  • Topical anesthetics for pediatric laser treatment. [Journal Article]
    J Cosmet Laser Ther 2019; 21(7-8):417-421Stevic M, Vlajkovic A, … Simic D
  • Topical anesthetic agent causes transient insensibility to pain in a limited area of skin, and provides effective anesthesia in a short onset time, short duration, with seldom local or systemic side effects on intact skin and is simple to use. Topical formulations may offer significant benefits for prevention of procedural pain. Currently, they are considered to be the most effective anesthesia f…
  • [Intoxication with prilocaine/lidocaine can cause serious methemoglobinemia]. [Case Reports]
    Lakartidningen 2019; 116Kjellgard C, Westphal S, Flisberg A
  • Prilocaine/lidocaine is widely used as local anesthetic in children for cannulation and minor surgical procedures. Usually it is unproblematic but it is important to adhere to recommended dose to avoid serious complications. Excessive amount of prilocaine/lidocaine, large application area, prolonged application time or repeated application can, especially in infants, cause methemoglobinemia with …

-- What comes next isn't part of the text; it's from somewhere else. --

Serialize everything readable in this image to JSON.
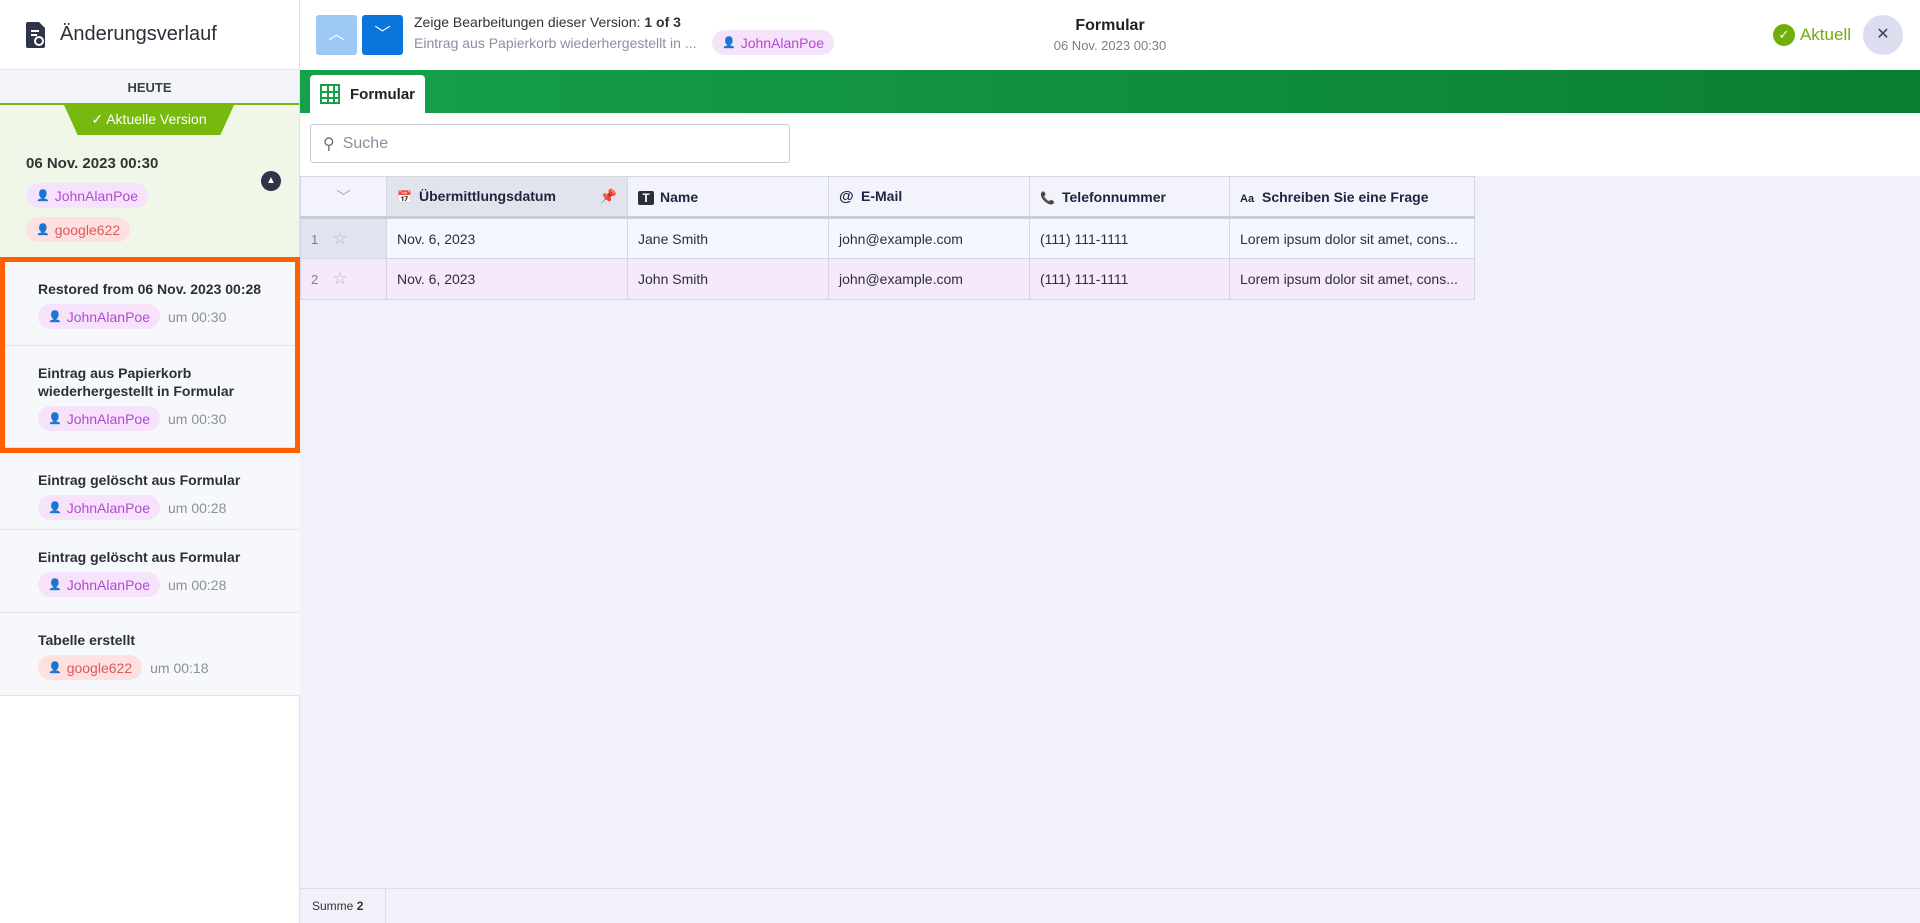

  • Intravenous Regional Anesthesia: A Historical Overview and Clinical Review. [Review]
    J Anesth Hist 2019; 5(3):99-108Löser B, Petzoldt M, … Goerig M
  • Intravenous regional anesthesia (IVRA) is an established, safe and simple technique, being applicable for various surgeries on the upper and lower limbs. In 1908, IVRA was first described by the Berlin surgeon August Bier, hence the name "Bier's Block". Although his technique was effective, it was cumbersome and fell into disuse when neuroaxial and percutaneous plexus blockades gained widespread …
New Search Next